Games with an educational component
Games with an educational component are a significant part of the Australian market with sales averaging 50,000 units per month. In addition to providing entertainment, there are benefits available to children and adults who play computer and video games in a healthy way.
- Young children are introduced to technology.
- Playing games gives practice listening, following direction, solving problems and developing strategies to get around entertaining problems.
- Fine motor skills and spatial skills are enhanced.
- Games are an opportunity for children and parents to play together.
Games as educational tools
Games grounded in reality are increasingly used to enhance skills in various fields of employment, without the cost of live training on expensive machinery.
As an example:
- Pilots use flight simulators for training.
- Racing car drivers use driving simulators for training.
- Universities use “Sim City” for educational purposes as it contains a model economy.
- Town planners use the rendering technologies used in games to model the affect of changes to urban environments.
- Internet advertising uses mini games to sell new products.
- Firms including IBM and Nokia use quiz games to test workers knowledge
- The US Army uses a game as a recruitment tool.

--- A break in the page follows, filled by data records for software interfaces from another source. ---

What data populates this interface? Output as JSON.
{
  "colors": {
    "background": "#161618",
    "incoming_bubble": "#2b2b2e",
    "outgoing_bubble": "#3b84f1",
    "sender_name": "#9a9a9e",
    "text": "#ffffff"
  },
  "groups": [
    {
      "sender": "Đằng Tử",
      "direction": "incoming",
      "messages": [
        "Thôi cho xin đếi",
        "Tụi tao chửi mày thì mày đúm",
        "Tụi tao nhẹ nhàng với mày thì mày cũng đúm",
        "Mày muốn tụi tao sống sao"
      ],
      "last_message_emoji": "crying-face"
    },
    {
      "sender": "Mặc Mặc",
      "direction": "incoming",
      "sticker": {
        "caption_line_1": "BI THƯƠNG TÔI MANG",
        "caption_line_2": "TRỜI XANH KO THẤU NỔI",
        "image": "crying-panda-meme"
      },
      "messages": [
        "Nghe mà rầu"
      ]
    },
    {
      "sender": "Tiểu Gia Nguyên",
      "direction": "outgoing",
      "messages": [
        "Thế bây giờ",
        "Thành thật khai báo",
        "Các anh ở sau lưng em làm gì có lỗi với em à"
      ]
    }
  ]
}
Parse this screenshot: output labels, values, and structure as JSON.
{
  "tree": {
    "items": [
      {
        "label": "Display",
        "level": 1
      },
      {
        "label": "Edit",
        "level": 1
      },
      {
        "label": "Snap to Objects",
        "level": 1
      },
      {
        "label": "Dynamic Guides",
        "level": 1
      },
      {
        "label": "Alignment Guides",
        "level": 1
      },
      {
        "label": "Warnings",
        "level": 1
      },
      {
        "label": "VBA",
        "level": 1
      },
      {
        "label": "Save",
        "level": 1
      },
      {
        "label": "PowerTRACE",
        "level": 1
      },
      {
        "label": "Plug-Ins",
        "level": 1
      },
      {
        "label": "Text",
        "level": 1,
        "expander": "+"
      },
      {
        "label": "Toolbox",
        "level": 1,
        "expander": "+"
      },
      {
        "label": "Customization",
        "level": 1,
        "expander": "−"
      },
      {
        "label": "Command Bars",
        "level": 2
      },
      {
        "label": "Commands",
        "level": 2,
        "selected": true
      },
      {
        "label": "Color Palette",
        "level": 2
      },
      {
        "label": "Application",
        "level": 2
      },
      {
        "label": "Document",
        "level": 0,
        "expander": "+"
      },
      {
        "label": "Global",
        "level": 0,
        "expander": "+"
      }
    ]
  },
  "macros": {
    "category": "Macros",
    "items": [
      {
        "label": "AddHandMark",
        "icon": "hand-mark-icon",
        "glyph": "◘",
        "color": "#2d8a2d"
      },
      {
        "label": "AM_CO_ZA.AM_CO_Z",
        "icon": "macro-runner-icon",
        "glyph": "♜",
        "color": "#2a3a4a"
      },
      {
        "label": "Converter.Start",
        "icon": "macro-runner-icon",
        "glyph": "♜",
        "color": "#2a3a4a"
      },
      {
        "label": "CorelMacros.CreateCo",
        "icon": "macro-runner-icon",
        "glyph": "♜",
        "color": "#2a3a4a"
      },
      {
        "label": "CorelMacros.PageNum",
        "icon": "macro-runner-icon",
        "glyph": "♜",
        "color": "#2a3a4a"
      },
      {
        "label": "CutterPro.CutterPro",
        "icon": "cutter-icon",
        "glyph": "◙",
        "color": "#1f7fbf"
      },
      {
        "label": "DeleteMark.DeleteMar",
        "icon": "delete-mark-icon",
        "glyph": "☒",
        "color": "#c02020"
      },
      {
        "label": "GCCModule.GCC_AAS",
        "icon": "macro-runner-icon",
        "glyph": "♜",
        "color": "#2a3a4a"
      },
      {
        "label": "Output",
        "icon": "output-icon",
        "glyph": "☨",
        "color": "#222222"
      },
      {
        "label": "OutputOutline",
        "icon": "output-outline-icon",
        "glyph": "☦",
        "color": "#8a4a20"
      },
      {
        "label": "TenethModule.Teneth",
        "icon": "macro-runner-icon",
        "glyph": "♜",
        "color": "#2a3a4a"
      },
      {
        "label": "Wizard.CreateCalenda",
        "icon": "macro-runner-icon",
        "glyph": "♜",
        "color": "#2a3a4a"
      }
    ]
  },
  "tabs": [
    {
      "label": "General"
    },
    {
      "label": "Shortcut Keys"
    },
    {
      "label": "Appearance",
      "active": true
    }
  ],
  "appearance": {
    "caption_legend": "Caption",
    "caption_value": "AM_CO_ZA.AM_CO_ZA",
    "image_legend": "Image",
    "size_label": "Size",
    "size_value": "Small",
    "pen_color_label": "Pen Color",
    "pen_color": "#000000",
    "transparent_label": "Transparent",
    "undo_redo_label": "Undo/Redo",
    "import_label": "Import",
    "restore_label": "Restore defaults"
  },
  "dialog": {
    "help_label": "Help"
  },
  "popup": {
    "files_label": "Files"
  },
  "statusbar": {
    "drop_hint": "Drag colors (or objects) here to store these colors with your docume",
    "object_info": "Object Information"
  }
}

- Pfizer uses a simulation tool to model its drug development process.
- Pricewaterhouse Coopers use an elaborate simulation to train auditors.